Achieving financial freedom is often the happy outcome of a life’s work, so it makes sense to ensure that any wealth you’ve spent time building is protected and passed on sensibly. Steve Wright, our Head of Estates, shares some key steps to consider if you’re thinking about how to preserve and pass on your wealth.
Creating and protecting wealth is an important consideration when managing your money. The past few years have seen many people re-evaluate their lifestyles in the quest for quality of life and financial freedom. But a number of our clients are also keen to ensure that wealth built up over the years can do more than just enable their own financial freedom and go some way to supporting the next generation.
In fact intergenerational wealth, as it’s referred to, is rising enormously with GBP215 billion due to be passed onto the next generation in the next ten years. So, with this in mind what steps should you take if you’re keen to protect and pass on your wealth:
- Be honest and open – it’s important to set out your plans and make sure your family are aware of your intentions. Death, divorce and remarriage can be tricky topics, and with more blended families than ever before it’s vital not to leave any surprises in terms of how you’re planning to share your wealth.
- Seek expert advice – setting any of your plans or intentions out professionally can lead to a smoother transition of your wealth for your family. An adviser can also provide useful information about the use of trusts, letters of wishes and powers of attorney, as well as guidance on how to think about other aspects of your estate such as digital items.
Sadly all too often we see makeshift Wills which fail to deliver our client’s last wishes and protect children from previous marriages. Whilst there is inevitably a cost to arranging a professionally drafted Will, that cost may well be small compared with the potential consequence of getting things wrong.
One of the main issues is that there tends to be a misconception that assets will simply pass to a spouse or partner where a Will has not been put in place. Regrettably, in many cases, that isn’t so and if there are children involved, it’s possible they will benefit to some degree.
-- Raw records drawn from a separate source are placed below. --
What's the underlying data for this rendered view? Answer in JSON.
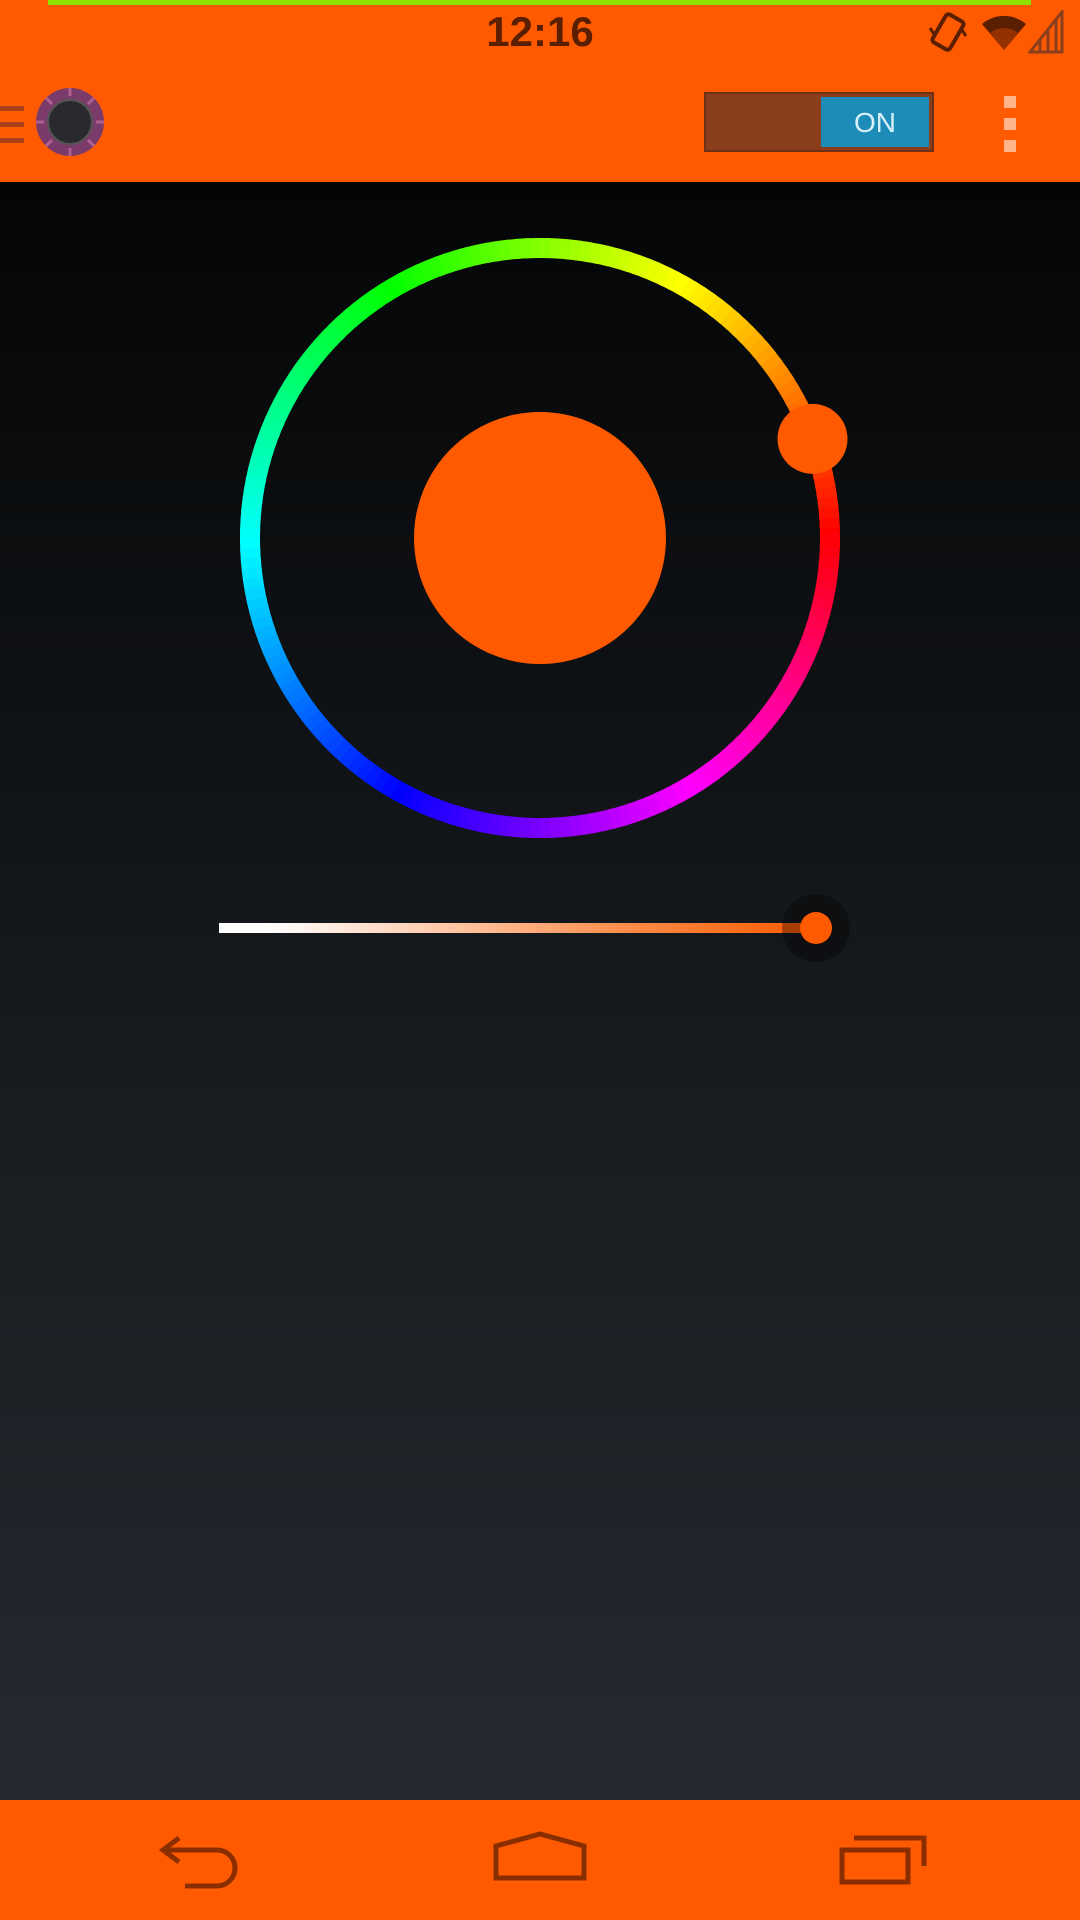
{
  "status_bar": {
    "time": "12:16",
    "icons": [
      "vibrate-icon",
      "wifi-icon",
      "cell-signal-icon"
    ]
  },
  "action_bar": {
    "icons": [
      "menu-icon",
      "app-logo-icon",
      "overflow-menu-icon"
    ],
    "power_toggle": {
      "label": "ON",
      "state": "on"
    }
  },
  "color_picker": {
    "selected_color": "#ff5a00",
    "selected_hue_degrees": 20,
    "brightness_fraction": 1.0
  },
  "nav_bar": {
    "icons": [
      "back-icon",
      "home-icon",
      "recent-apps-icon"
    ]
  },
  "theme": {
    "accent": "#ff5a00",
    "toggle_on": "#1e8cb8"
  }
}
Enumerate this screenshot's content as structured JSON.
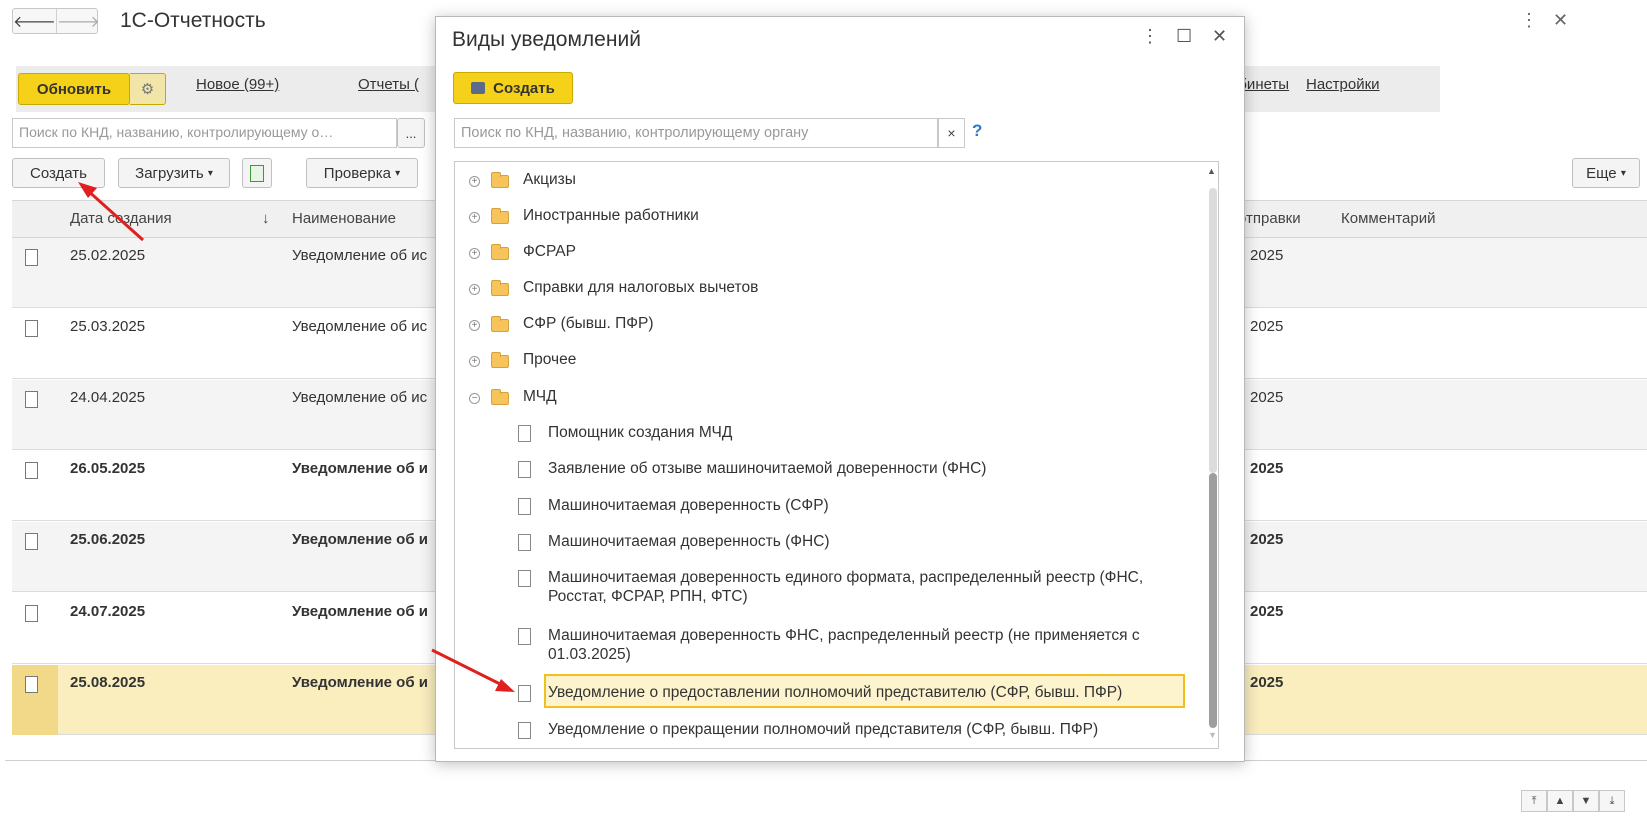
{
  "app": {
    "title": "1С-Отчетность",
    "nav_back": "🡐",
    "nav_forward": "🡒"
  },
  "toolbar": {
    "refresh_label": "Обновить",
    "new_link": "Новое (99+)",
    "reports_link": "Отчеты (",
    "cabinets_link": "абинеты",
    "settings_link": "Настройки"
  },
  "search": {
    "placeholder": "Поиск по КНД, названию, контролирующему о…",
    "dots": "..."
  },
  "actions": {
    "create_label": "Создать",
    "load_label": "Загрузить",
    "check_label": "Проверка",
    "more_label": "Еще"
  },
  "table": {
    "headers": {
      "date": "Дата создания",
      "sort": "↓",
      "name": "Наименование",
      "sent": "отправки",
      "comment": "Комментарий"
    },
    "rows": [
      {
        "date": "25.02.2025",
        "name": "Уведомление об ис",
        "sent": "2025",
        "bold": false
      },
      {
        "date": "25.03.2025",
        "name": "Уведомление об ис",
        "sent": "2025",
        "bold": false
      },
      {
        "date": "24.04.2025",
        "name": "Уведомление об ис",
        "sent": "2025",
        "bold": false
      },
      {
        "date": "26.05.2025",
        "name": "Уведомление об и",
        "sent": "2025",
        "bold": true
      },
      {
        "date": "25.06.2025",
        "name": "Уведомление об и",
        "sent": "2025",
        "bold": true
      },
      {
        "date": "24.07.2025",
        "name": "Уведомление об и",
        "sent": "2025",
        "bold": true
      },
      {
        "date": "25.08.2025",
        "name": "Уведомление об и",
        "sent": "2025",
        "bold": true
      }
    ]
  },
  "modal": {
    "title": "Виды уведомлений",
    "create_label": "Создать",
    "search_placeholder": "Поиск по КНД, названию, контролирующему органу",
    "clear": "×",
    "help": "?",
    "groups": [
      {
        "label": "Акцизы",
        "expander": "+"
      },
      {
        "label": "Иностранные работники",
        "expander": "+"
      },
      {
        "label": "ФСРАР",
        "expander": "+"
      },
      {
        "label": "Справки для налоговых вычетов",
        "expander": "+"
      },
      {
        "label": "СФР (бывш. ПФР)",
        "expander": "+"
      },
      {
        "label": "Прочее",
        "expander": "+"
      },
      {
        "label": "МЧД",
        "expander": "−"
      }
    ],
    "items": [
      {
        "line1": "Помощник создания МЧД",
        "line2": ""
      },
      {
        "line1": "Заявление об отзыве машиночитаемой доверенности (ФНС)",
        "line2": ""
      },
      {
        "line1": "Машиночитаемая доверенность (СФР)",
        "line2": ""
      },
      {
        "line1": "Машиночитаемая доверенность (ФНС)",
        "line2": ""
      },
      {
        "line1": "Машиночитаемая доверенность единого формата, распределенный реестр (ФНС,",
        "line2": "Росстат, ФСРАР, РПН, ФТС)"
      },
      {
        "line1": "Машиночитаемая доверенность ФНС, распределенный реестр (не применяется с",
        "line2": "01.03.2025)"
      },
      {
        "line1": "Уведомление о предоставлении полномочий представителю (СФР, бывш. ПФР)",
        "line2": ""
      },
      {
        "line1": "Уведомление о прекращении полномочий представителя (СФР, бывш. ПФР)",
        "line2": ""
      }
    ]
  },
  "colors": {
    "accent_yellow": "#f5d11a",
    "selection": "#faeebf",
    "arrow": "#e02020"
  },
  "icons": [
    "more-vert-icon",
    "maximize-icon",
    "close-icon",
    "gear-icon",
    "folder-icon",
    "document-icon",
    "expand-icon",
    "collapse-icon"
  ]
}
- Bear in mind tax – tax is one of the most important considerations when passing on wealth. Inheritance Tax can seriously erode your wealth and leave your heirs losing a large proportion of your estate, so it’s critical to ensure that a tax expert is involved at every step of your plans.
When reviewing your Inheritance Tax position, a good adviser will want to identify whether you have a Will in place and check it’s been drafted properly so it doesn’t create an avoidable Inheritance Tax liability. If you have been widowed previously there are certain provisions that could be included in your Will which might reduce your liability. It’s also possible, by leaving part of your estate to charity, to reduce the Inheritance Tax rate applied to your estate.
- Move with the times – younger members of your family are likely to have different values to your own. Encouraging discussions about how you’ve built your wealth may lead to a better understanding of what’s motivated you, and the importance it means to you in passing on a family legacy. It also gives you the opportunity to explore how younger members of your family may put your wealth to use perhaps by using it to invest in social change projects or ESG (Environmental, Social and Governance) initiatives. This can be a wonderful opportunity to share some of that financial literacy which you’ve built along with your wealth over the years.
If you are thinking about how to best pass on your wealth our webinar shares details of what you can do to safeguard your estate. For help and advice with any aspect of wealth or estate planning please contact your nearest office.